A new analysis of the auto market by Bank of Nova Scotia economist Carlos Gomes shows sales of luxury cars and trucks in Canada have climbed 16 per cent so far this year from a year earlier, largely because of those two provinces.
“The Canadian luxury auto market has been heating up in recent months and has accounted for nearly 60 per cent of the year-to-date increase in overall volumes in Canada this year, five times its normal share,” said Mr. Gomes.
“The strength of the luxury market is concentrated in British Columbia and Ontario, the fastest-growing provincial economies.”
Indeed, sales by volume in January surged 25 per cent in B.C. and 15 per cent in Ontario, though Mr. Gomes expects the pace to slow.
He chose an interesting week for his analysis, if only by coincidence, because we’ll also get fresh statistics on home sales and prices, and how much we’re borrowing to help buy all these things, over the next couple of days.
The first, the latest reading of the Teranet-National Bank home price index, comes later in the morning.
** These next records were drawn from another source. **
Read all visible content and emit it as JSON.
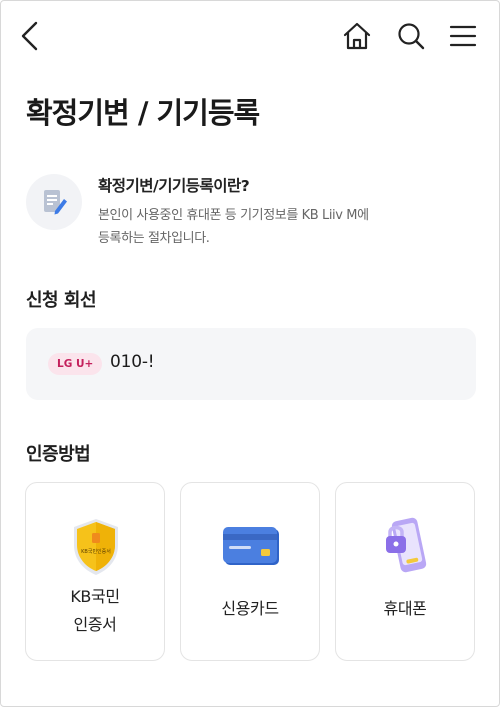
{
  "header": {
    "back_icon": "chevron-left-icon",
    "home_icon": "home-icon",
    "search_icon": "search-icon",
    "menu_icon": "hamburger-menu-icon"
  },
  "page": {
    "title": "확정기변 / 기기등록"
  },
  "info": {
    "icon": "document-pencil-icon",
    "title": "확정기변/기기등록이란?",
    "description_line1": "본인이 사용중인 휴대폰 등 기기정보를 KB Liiv M에",
    "description_line2": "등록하는 절차입니다."
  },
  "line_section": {
    "title": "신청 회선",
    "carrier_badge": "LG U+",
    "phone_number": "010-!"
  },
  "auth_section": {
    "title": "인증방법",
    "methods": [
      {
        "line1": "KB국민",
        "line2": "인증서",
        "icon": "kb-certificate-shield-icon",
        "shield_text": "KB국민인증서"
      },
      {
        "line1": "신용카드",
        "icon": "credit-card-icon"
      },
      {
        "line1": "휴대폰",
        "icon": "mobile-phone-lock-icon"
      }
    ]
  },
  "colors": {
    "carrier_badge_bg": "#fbe4ec",
    "carrier_badge_text": "#c4205c",
    "panel_bg": "#f5f6f8",
    "shield_yellow": "#f6c21a",
    "card_blue": "#4b7fe0",
    "phone_purple": "#8b6fe8"
  }
}
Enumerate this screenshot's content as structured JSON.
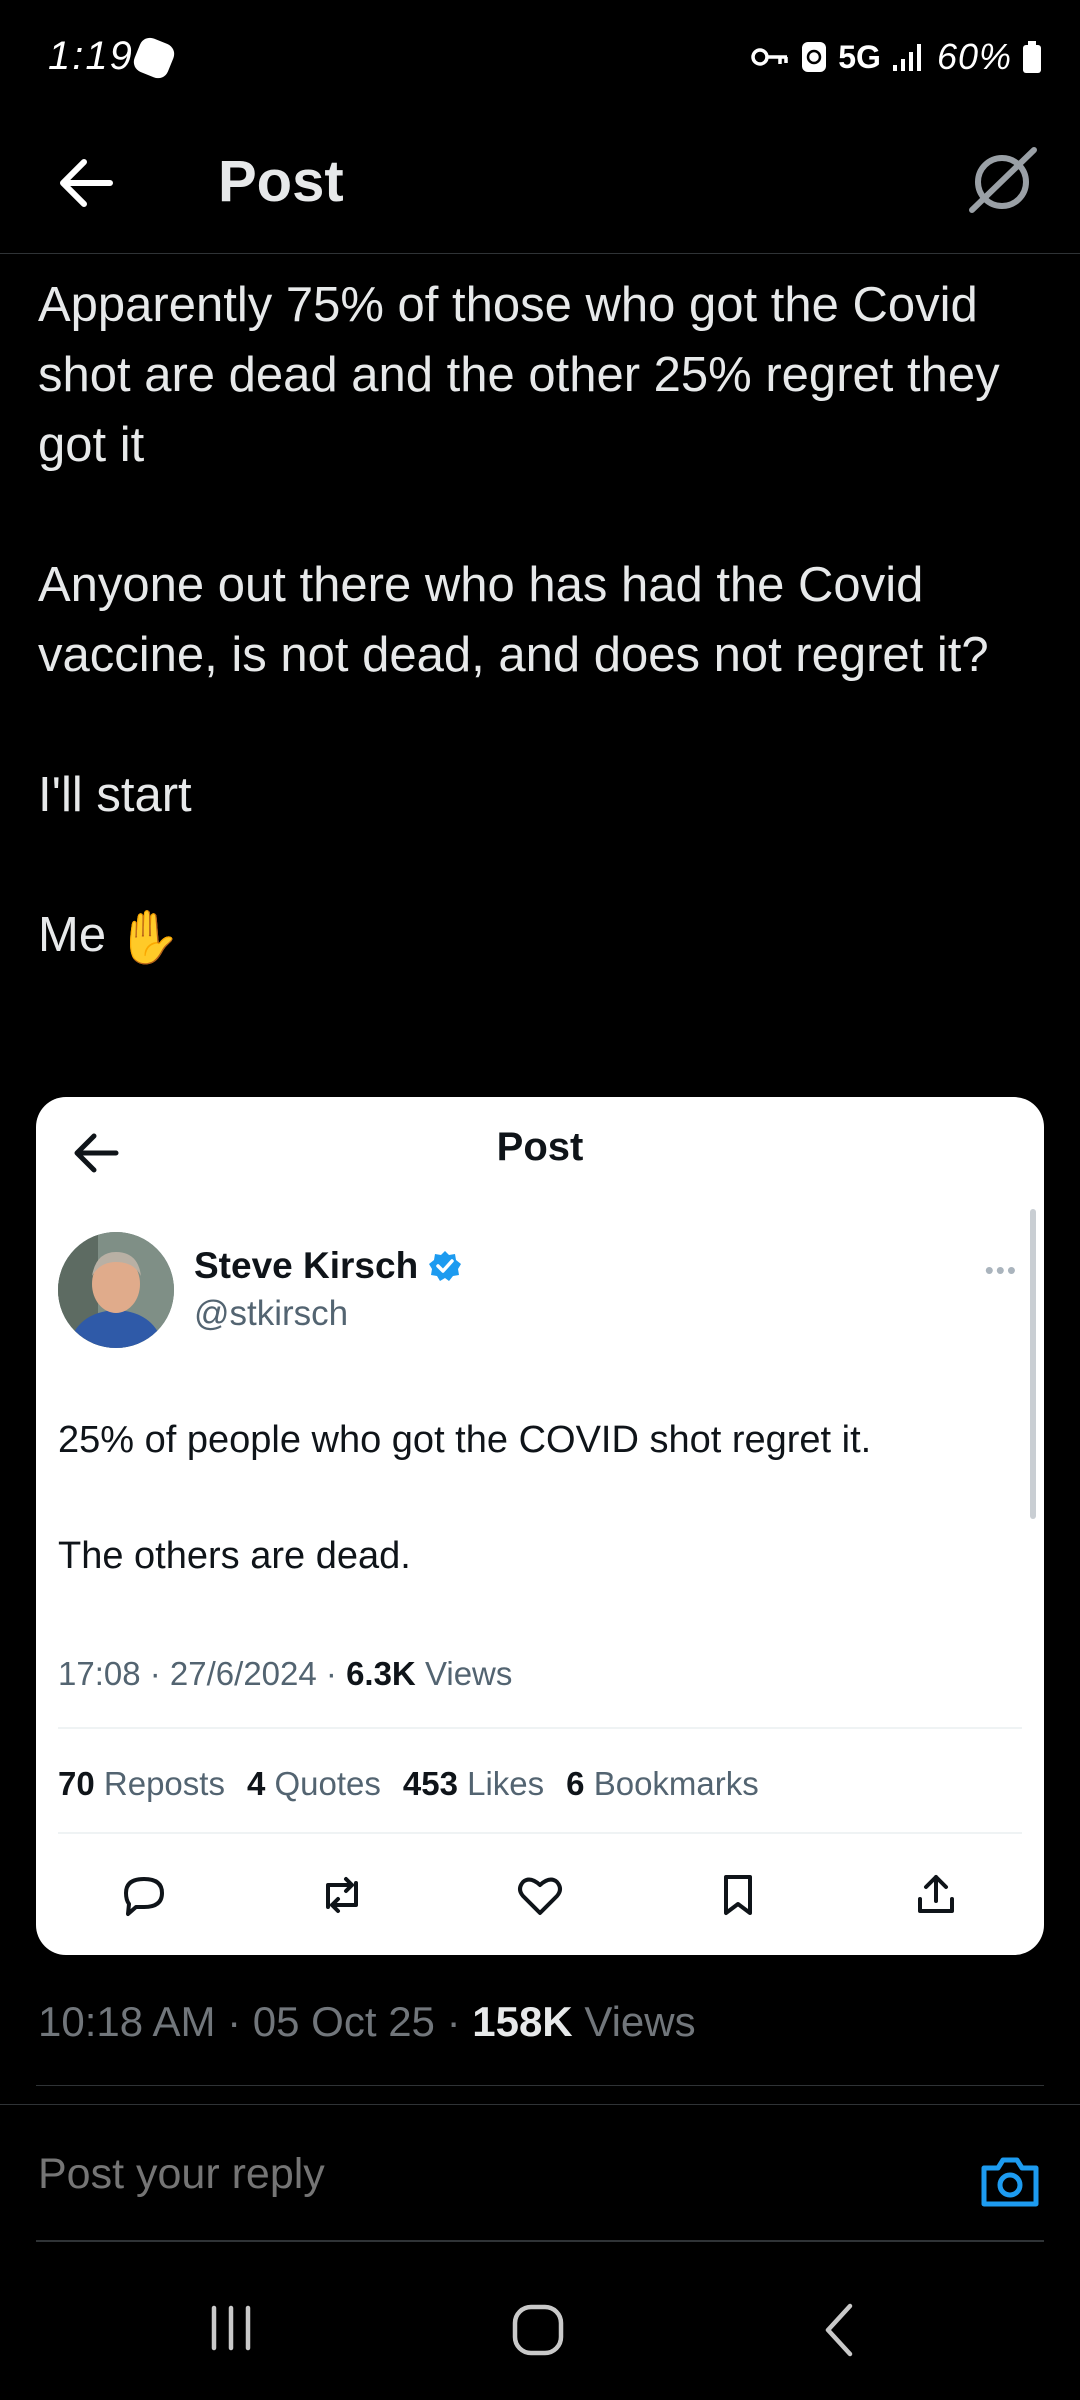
{
  "status_bar": {
    "time": "1:19",
    "network": "5G",
    "battery": "60%"
  },
  "header": {
    "title": "Post"
  },
  "post": {
    "paragraphs": [
      "Apparently 75% of those who got the Covid shot are dead and the other 25% regret they got it",
      "Anyone out there who has had the Covid vaccine, is not dead, and does not regret it?",
      "I'll start",
      "Me"
    ],
    "emoji": "✋",
    "time": "10:18 AM",
    "date": "05 Oct 25",
    "views_count": "158K",
    "views_label": "Views"
  },
  "embedded": {
    "title": "Post",
    "author_name": "Steve Kirsch",
    "author_handle": "@stkirsch",
    "text_1": "25% of people who got the COVID shot regret it.",
    "text_2": "The others are dead.",
    "time": "17:08",
    "date": "27/6/2024",
    "views_count": "6.3K",
    "views_label": "Views",
    "reposts_count": "70",
    "reposts_label": "Reposts",
    "quotes_count": "4",
    "quotes_label": "Quotes",
    "likes_count": "453",
    "likes_label": "Likes",
    "bookmarks_count": "6",
    "bookmarks_label": "Bookmarks"
  },
  "reply": {
    "placeholder": "Post your reply"
  },
  "icons": {
    "back": "arrow-left-icon",
    "grok": "grok-icon",
    "camera": "camera-icon",
    "verified": "verified-badge-icon",
    "reply": "reply-icon",
    "repost": "repost-icon",
    "like": "heart-icon",
    "bookmark": "bookmark-icon",
    "share": "share-icon"
  },
  "colors": {
    "background": "#000000",
    "text_primary": "#e7e9ea",
    "text_secondary": "#71767b",
    "accent": "#1d9bf0",
    "card_background": "#ffffff"
  }
}
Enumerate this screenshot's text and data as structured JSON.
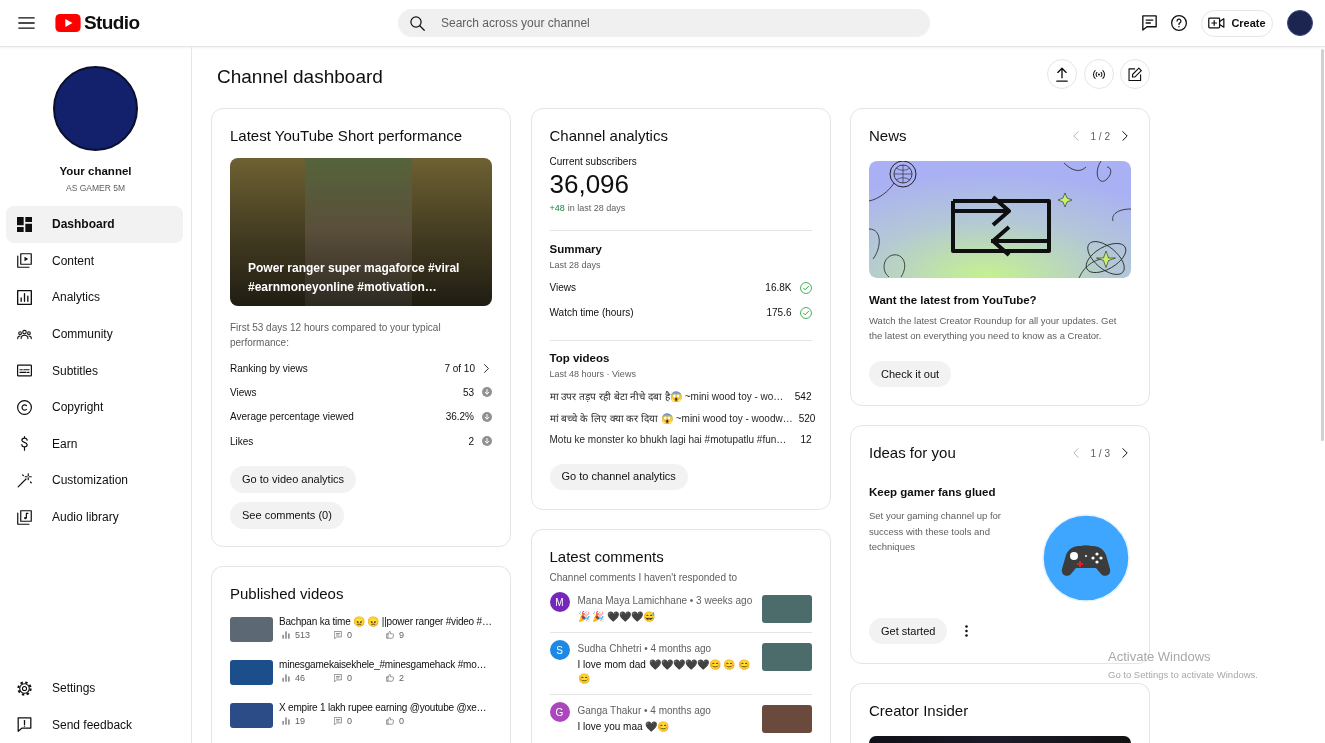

Expect it to show Toronto still driving ahead, though Vancouver is anyone’s guess.
Home sales in the latter have slumped in the wake of a provincial tax on foreign buyers of Vancouver area homes, though prices are still way out there.
The Greater Toronto Area, in turn, has experienced sharp gains in both sales and prices to the point where Ontario is now considering a Vancouver-style tax as one option.
The average price of a detached home in Toronto’s core 416 area code now tops $1.5-million, and even semis are going for over $1-million. The surrounding regions are no slouches, either.
We’ll get further evidence on Wednesday when the Canadian Real Estate Association releases its monthly sales report.
We already know from regional reports that Toronto was up and Vancouver down last month.
“In bubble territory, Toronto stayed red-hot in frigid February, with sales climbing a little more than 5 per cent, while prices continue to rocket more than 20 per cent year over year,” said Bank of Montreal senior economist Benjamin Reitzes.
“It looks as though the new mortgage rules, which took effect in the second half of October, didn’t make a dent,” he added.
“Meantime, Vancouver has gone the other way, with sales collapsing about 40 per cent year over year, and price gains slowing sharply.”
And just so you don’t forget what all of this means to your finances, Statistics Canada will tell us what we owe, also on Wednesday.
You can bet that the quarterly report will show a fresh high for the key measure of household debt-to-income.
Actually, best not to bet. You’ll only owe more if, by chance, you lose.